A few things to watch for during your next renovation (or before purchasing a home):
Aluminum Wiring: With rising copper prices in the late 1960's and early 70's, many builders made the switch to aluminum products. The problem? Aluminum expands and contracts as it heats and cools. This can lead to shorting or even arcing at receptacles and fixtures - a serious fire hazard. There are some products on the market to make aluminum wiring safer however a renovation is a great opportunity to simply remove and replace. The cost? A few thousand dollars to "make safe" existing aluminum and $10,000+ (plus the cost of replacing wall board, paint etc.) for a whole home.
Asbestos: Asbestos was a popular and common additive in insulation, wall board/mud, tile and other household materials for years due to it's exceptional insulating and fireproofing properties. Unfortunately, it is a known carcinogen. Loose asbestos (attic insulation, damaged insulation around pipes etc.) should be properly abated and replaced. Drywall and tile that are not damaged are generally considered safe however any of these materials that contain asbestos must be dealt with specially if removed. The cost? Removing and disposing of asbestos containing drywall from an entire home can run upwards of $10,000. Regardless of the size of the removal, the work should always be conducted by a company specializing in proper testing and abatement.
Lead: A common additive in paint and some plumbing applications, lead can lead to health issues if ingested. Lead containing paint should be removed (particularly if you have small children or animals in the house.) It is unlikely you will find lead-containing plumbing in your drinking water supply lines however, if you do, this should be replaced as well. The cost? It varies. Dealing with a small amount of lead-containing paint can run a few hundred dollars while replacing water supply lines can cost several thousand.
Polybutylene Pipes: Polybutylene (Poly-b) pipes were used extensively as a replacement for traditional copper from the late 1970's to mid 90's. Once billed as the "pipes of the future", Poly-b was found to react with some common water additives (like chlorine) resulting in pre-mature failure. Poly-b looks similar to modern PEX products and therefore may not be easy for some home owners to identify. If in doubt, ask a professional plumber or contractor. The cost? It really depends on how prevalent Poly-b is in the home. If it was used sparingly to replace copper during previous renovations then it is a relatively cheap and quick fix. If, however, it was used throughout the home, the costs could climb to several thousand dollars (still cheaper and more convenient than fixing the damage caused if it fails)!
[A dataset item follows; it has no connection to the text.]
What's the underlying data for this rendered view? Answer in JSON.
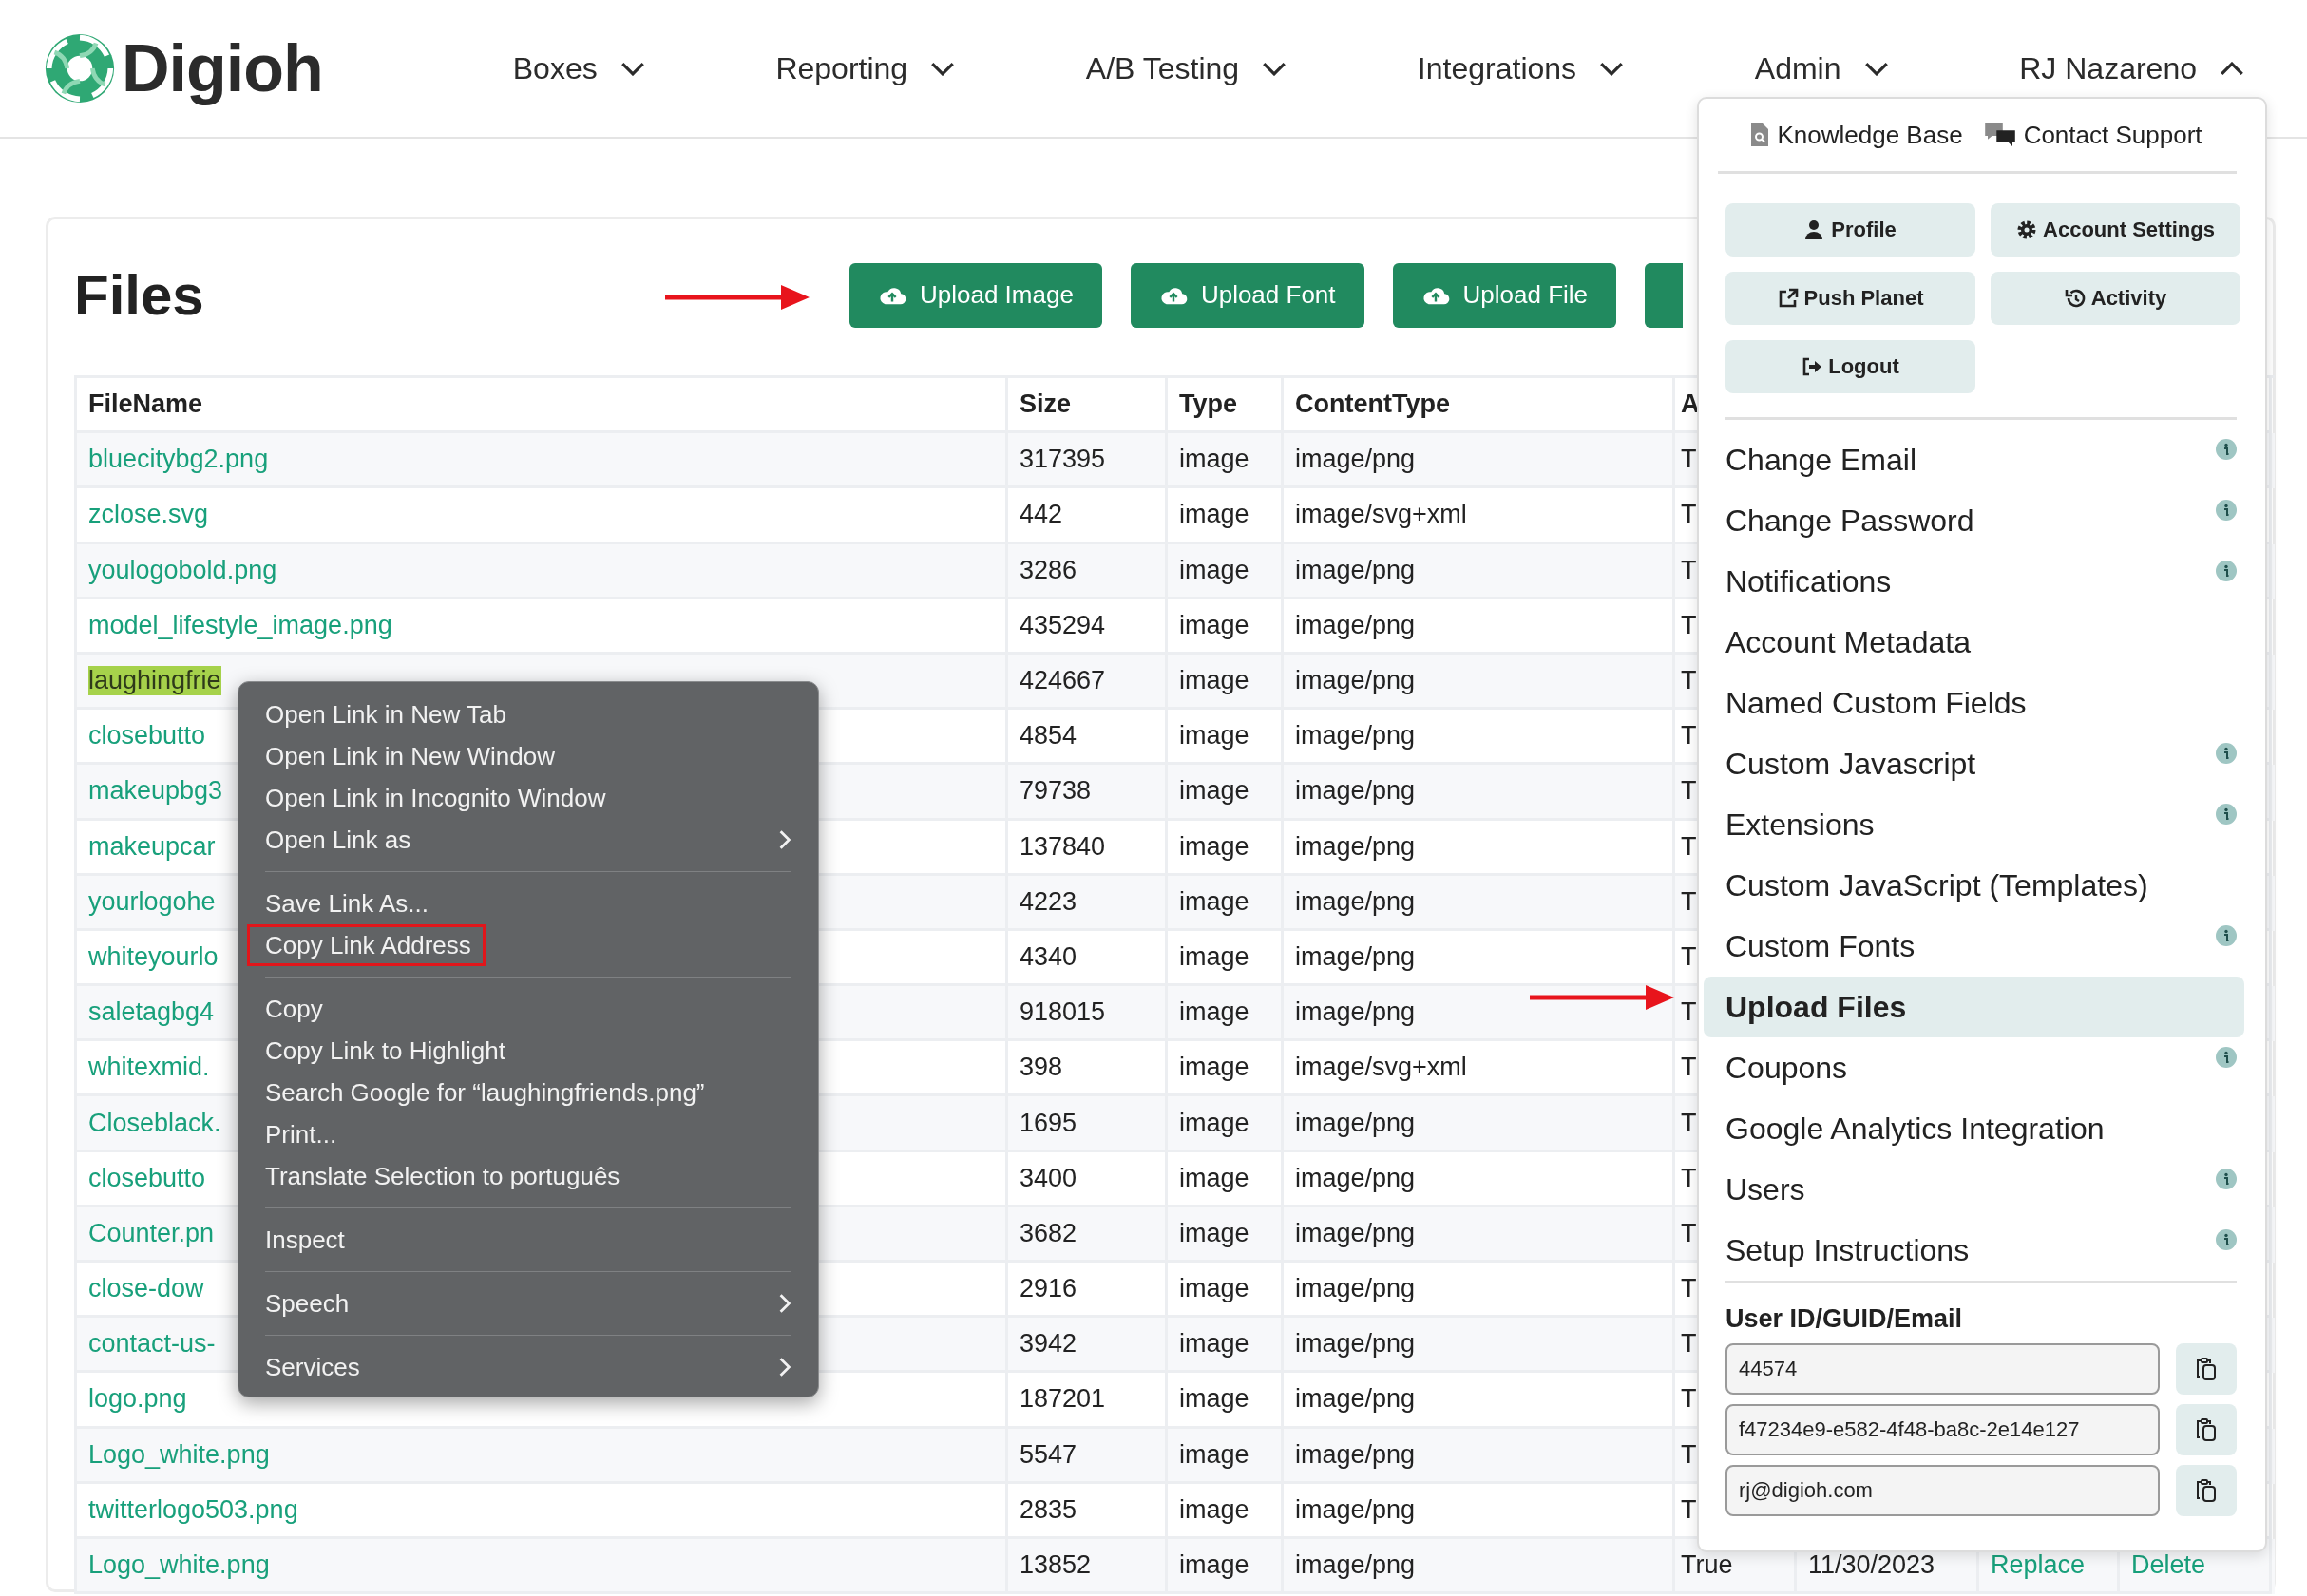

Siding: Common practice was always to frame-up a house, nail-up some plywood, throw on a layer of tar paper then affix siding directly over top. The problem? Any moisture that gets behind the siding is essentially trapped. When the wood can't breathe, it can't dry and this can lead to significant rot and mold issues. Best practice today is to install a rain-screen system between the sheathing and the siding. This process allows air to circulate: removing water before it has a chance to damage wood. The cost? Rain screening in conjunction with replacing existing siding ads very little to the overall bill. Retrofitting existing siding however can be a very complex process involving the replacement of windows, flashing and often the siding itself running the bill up to thousands of dollars.
Wiring - Kitchen: Electrical codes have been updated many times over the years. What many people don't realize is that, in almost all cases, wiring must be upgraded to current code in any area undergoing a substantial renovation. Electrical requirements in the kitchen are a great example. In BC, the oven, microwave, sink disposal unit and refrigerator must each be on their own circuit. Outlets are limited to a maximum of two per circuit (upgraded to 20 amps) and all kitchen electrical must be fitted with Arc and Ground Fault protection. The cost? In conjunction with a complete kitchen renovation, the additional costs are a few hundred dollars in most cases. The electrician may need to run wire back to the electrical panel and replace (or add) breakers which could increase the cost further.
Tar & Gravel Roof: Many homes were (and still are) constructed with roof slopes too flat for shingles. The common solution used to be the application of tar and gravel. The "tar" is actually an asphalt derivative applied with layers of tar paper directly to the sheathing. Gravel is then raked over top to protect the bottom layers from UV damage. The main concern with this type of roof is that it is prone to leaks. As the surface expands and contracts, areas around flashings can open allowing moisture to penetrate. There are still some roofing contractors who work with these materials and can perform repairs if required. However, if your tar and gravel roof has sprung a number of leaks or is more than 15 years old, you might want to consider replacing it with a torch-on membrane. The cost for small repairs can be as little as a few hundred dollars and a complete replacement could cost ten thousand or more depending on the roof area. Additional work may be required including replacement of sheathing, flashing, vents or fascia.
If you have (or are looking to purchase) a home that is more than ten years old, take a few moments to look for signs of these and other potential hazards. A good contractor or home inspector can identify areas of concern and provide you with a remediation estimate